Time is one of the most complex things to understand. It is fairly simple to understand it intellectually, but to see the meaning of it, to understand the nature of time, the significance of time, the depth of time, we must not only understand chronological time by the watch in our pocket or on our wrist, but also we must understand and observe the psychological thing which creates time as yesterday, today and tomorrow. Time is a movement, a total thing, and if we break it up into yesterday, today and tomorrow we are caught in the bondage of time. Then we develop theories of gradualism, or of immediacy, the ‘now’. There is the gradual theory, that gradually human beings will become more benevolent, more kind, more this and more that. We see the utter hopelessness of dependence upon a future life, the future being the tomorrow, upon the gain that will take place in a few months, years or centuries. That again is a fragmentation of time. In all that we are caught, and therefore we do not understand the extraordinary movement of time without fragmentation. There is actually only time by the watch and no other time. That train goes by precisely at this time every day, and if you would catch it you must be at the station at the time it leaves. Otherwise you will miss it. Chronological time has to be observed exactly. The observation of time by the watch is not a contradiction, is not a fragmentation of that other time.
Time which is not of the watch is invented by memory, by experience or by the centre that says, “I will be something”. There is the question of death and its postponement by avoiding it, pushing it away. Thought makes for the fragmentation of time which, except chronological time, does not actually exist. We do not understand that extraordinary movement of time in which there is no fragmentation, because we are always thinking of what I was, what I am and what I will be. All that is the fragmentation of psychological time, and you cannot do anything about it, except listen. You cannot say, “I will get rid of time and live in the present because it is only the present that matters”. Actually, what does ‘the present’ mean? The present is only the result of the past, but there is an actual present if there is no fragmentation of time. I hope you see the beauty of this.

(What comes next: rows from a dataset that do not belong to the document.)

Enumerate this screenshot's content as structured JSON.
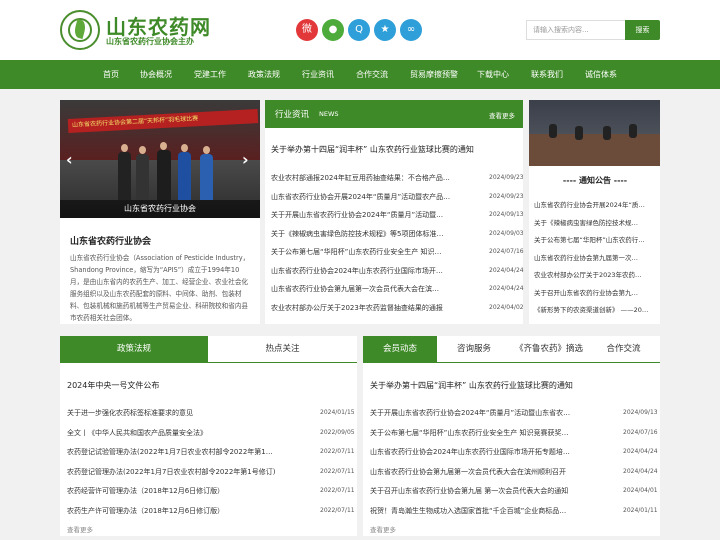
{
  "header": {
    "site_name": "山东农药网",
    "site_sub": "山东省农药行业协会主办",
    "social": [
      "weibo-icon",
      "wechat-icon",
      "qq-icon",
      "star-icon",
      "link-icon"
    ],
    "social_colors": [
      "#e2383a",
      "#4dab3c",
      "#2e9fd8",
      "#2e9fd8",
      "#2e9fd8"
    ],
    "search_placeholder": "请输入搜索内容...",
    "search_button": "搜索"
  },
  "nav": [
    "首页",
    "协会概况",
    "党建工作",
    "政策法规",
    "行业资讯",
    "合作交流",
    "贸易摩擦预警",
    "下载中心",
    "联系我们",
    "诚信体系"
  ],
  "banner": {
    "slogan": "山东省农药行业协会第二届“天邦杯”羽毛球比赛",
    "caption": "山东省农药行业协会"
  },
  "about": {
    "title": "山东省农药行业协会",
    "text": "山东省农药行业协会（Association of Pesticide Industry，Shandong Province，缩写为“APIS”）成立于1994年10月，是由山东省内的农药生产、加工、经营企业、农业社会化服务组织以及山东农药配套的原料、中间体、助剂、包装材料、包装机械和施药机械等生产贸易企业、科研院校和省内县市农药相关社会团体。"
  },
  "industry_news": {
    "title": "行业资讯",
    "title_en": "NEWS",
    "more": "查看更多",
    "lead": "关于举办第十四届“润丰杯” 山东农药行业篮球比赛的通知",
    "items": [
      {
        "title": "农业农村部通报2024年缸豆用药抽查结果：不合格产品…",
        "date": "2024/09/23"
      },
      {
        "title": "山东省农药行业协会开展2024年“质量月”活动暨农产品…",
        "date": "2024/09/23"
      },
      {
        "title": "关于开展山东省农药行业协会2024年“质量月”活动暨…",
        "date": "2024/09/13"
      },
      {
        "title": "关于《辣椒病虫害绿色防控技术规程》等5项团体标准…",
        "date": "2024/09/03"
      },
      {
        "title": "关于公布第七届“华阳杯”山东农药行业安全生产 知识…",
        "date": "2024/07/16"
      },
      {
        "title": "山东省农药行业协会2024年山东农药行业国际市场开…",
        "date": "2024/04/24"
      },
      {
        "title": "山东省农药行业协会第九届第一次会员代表大会在滨…",
        "date": "2024/04/24"
      },
      {
        "title": "农业农村部办公厅关于2023年农药监督抽查结果的通报",
        "date": "2024/04/02"
      }
    ]
  },
  "notice": {
    "title": "---- 通知公告 ----",
    "items": [
      "山东省农药行业协会开展2024年“质…",
      "关于《辣椒病虫害绿色防控技术规…",
      "关于公布第七届“华阳杯”山东农药行…",
      "山东省农药行业协会第九届第一次…",
      "农业农村部办公厅关于2023年农药…",
      "关于召开山东省农药行业协会第九…",
      "《新形势下的农资渠道创新》 ——20…"
    ]
  },
  "policy": {
    "tabs": [
      "政策法规",
      "热点关注"
    ],
    "lead": "2024年中央一号文件公布",
    "more": "查看更多",
    "items": [
      {
        "title": "关于进一步强化农药标签标准要求的意见",
        "date": "2024/01/15"
      },
      {
        "title": "全文丨《中华人民共和国农产品质量安全法》",
        "date": "2022/09/05"
      },
      {
        "title": "农药登记试验管理办法(2022年1月7日农业农村部令2022年第1…",
        "date": "2022/07/11"
      },
      {
        "title": "农药登记管理办法(2022年1月7日农业农村部令2022年第1号修订)",
        "date": "2022/07/11"
      },
      {
        "title": "农药经营许可管理办法（2018年12月6日修订版）",
        "date": "2022/07/11"
      },
      {
        "title": "农药生产许可管理办法（2018年12月6日修订版）",
        "date": "2022/07/11"
      }
    ]
  },
  "members": {
    "tabs": [
      "会员动态",
      "咨询服务",
      "《齐鲁农药》摘选",
      "合作交流"
    ],
    "lead": "关于举办第十四届“润丰杯” 山东农药行业篮球比赛的通知",
    "more": "查看更多",
    "items": [
      {
        "title": "关于开展山东省农药行业协会2024年“质量月”活动暨山东省农…",
        "date": "2024/09/13"
      },
      {
        "title": "关于公布第七届“华阳杯”山东农药行业安全生产 知识竞赛获奖…",
        "date": "2024/07/16"
      },
      {
        "title": "山东省农药行业协会2024年山东农药行业国际市场开拓专题培…",
        "date": "2024/04/24"
      },
      {
        "title": "山东省农药行业协会第九届第一次会员代表大会在滨州顺利召开",
        "date": "2024/04/24"
      },
      {
        "title": "关于召开山东省农药行业协会第九届 第一次会员代表大会的通知",
        "date": "2024/04/01"
      },
      {
        "title": "祝贺！青岛瀚生生物成功入选国家首批“千企百城”企业商标品…",
        "date": "2024/01/11"
      }
    ]
  },
  "colors": {
    "brand_green": "#3f8a28"
  }
}
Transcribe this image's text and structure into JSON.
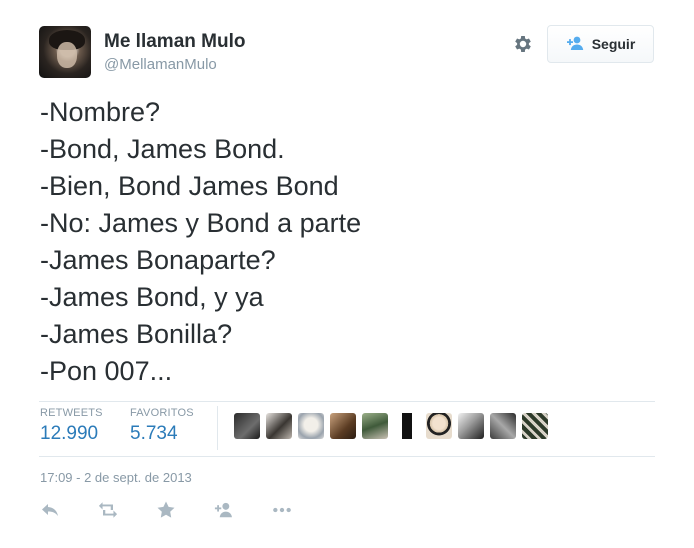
{
  "author": {
    "name": "Me llaman Mulo",
    "handle": "@MellamanMulo"
  },
  "header": {
    "follow_label": "Seguir",
    "settings_icon": "gear-icon",
    "follow_icon": "add-user-icon"
  },
  "tweet": {
    "lines": [
      "-Nombre?",
      "-Bond, James Bond.",
      "-Bien, Bond James Bond",
      "-No: James y Bond a parte",
      "-James Bonaparte?",
      "-James Bond, y ya",
      "-James Bonilla?",
      "-Pon 007..."
    ]
  },
  "stats": {
    "retweets_label": "RETWEETS",
    "retweets_value": "12.990",
    "favorites_label": "FAVORITOS",
    "favorites_value": "5.734",
    "favoriters_shown": 10
  },
  "timestamp": "17:09 - 2 de sept. de 2013",
  "actions": [
    {
      "name": "reply",
      "icon": "reply-icon"
    },
    {
      "name": "retweet",
      "icon": "retweet-icon"
    },
    {
      "name": "favorite",
      "icon": "star-icon"
    },
    {
      "name": "follow",
      "icon": "add-user-icon"
    },
    {
      "name": "more",
      "icon": "more-dots-icon"
    }
  ],
  "colors": {
    "link_blue": "#2b7bb9",
    "muted_gray": "#8899a6",
    "action_gray": "#aab8c2",
    "text": "#292f33"
  }
}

Time for us becomes of enormous importance, not chronological time, not going to the office every day, taking the train, the bus, keeping an appointment. All that is very trivial. We have to do it, but what is important is psychological time, which we break up into yesterday, today and tomorrow. We are always living in the past. ‘Now’ is the past, because the ‘now’ is the continuation of memory, the recognition of what has been, which cannot be altered, and what is going on at the present time. Either we live in the memory of youth, in the remembrance of things that have been, or we live in the image of tomorrow. We live lives of gradual decay, of gradual withering. With the coming on of senility, the brain cells become weaker and weaker, lose all their energy, vitality and force. Therein lies the great sorrow. As we grow older, memory disappears and we become senile, which is the repetition of what has been. That is how we are living. Though we are very active, we are senile. In the present, in the moment of action we are always living in the past, with its influence, its pressures, its strain, its vitality. All the knowledge which we have acquired and stored up through enormous struggle, through time, is knowledge of the past. Knowledge can never be of the present. From that past knowledge we act, and that action is what we call ‘the present’. That action is always engendering decay.
We are acting in the image, in the symbol, in the idea of the past; and that is the fragmentation of life. We invent philosophies, theories of the present; we live only in the present and make the best of it. Nothing else matters. Such living in the present is a despair, because time which has been divided into the past, the present and the future only brings about despair. Knowing despair, we say, “It doesn’t matter; let’s try and live in the now, in the present, because everything is meaningless. All action, all life, all existence, all relationship, everything must end in the division of time and therefore in despair, in decay, in trouble”. Please do listen, because we can’t do anything about it. That is the beauty of what will take place if we do nothing but listen. This doesn’t mean that we are going to accept what is being said; there is neither acceptance nor denial. It is stupid for anyone to say, “I am living in the present”. It doesn’t mean a thing. It is equally stupid to say, “I deny the past”. We can deny the past, but we are the result of the past. Our whole functioning is from the past. Our beliefs, our dogmas, our symbols, the particular line we are trying to follow, whatever it is, is still the result of the past, which is time. We have broken up time into the past, the present and the future. This naturally breeds fear, fear of life which is not of time, and the movement of time which is not broken up into yesterday, today and tomorrow. That movement of time can be perceived totally only when there is no fragmentation, when there is no centre from which we look at life.
Eighth Public Talk in Saanen, Switzerland, 26 July 1966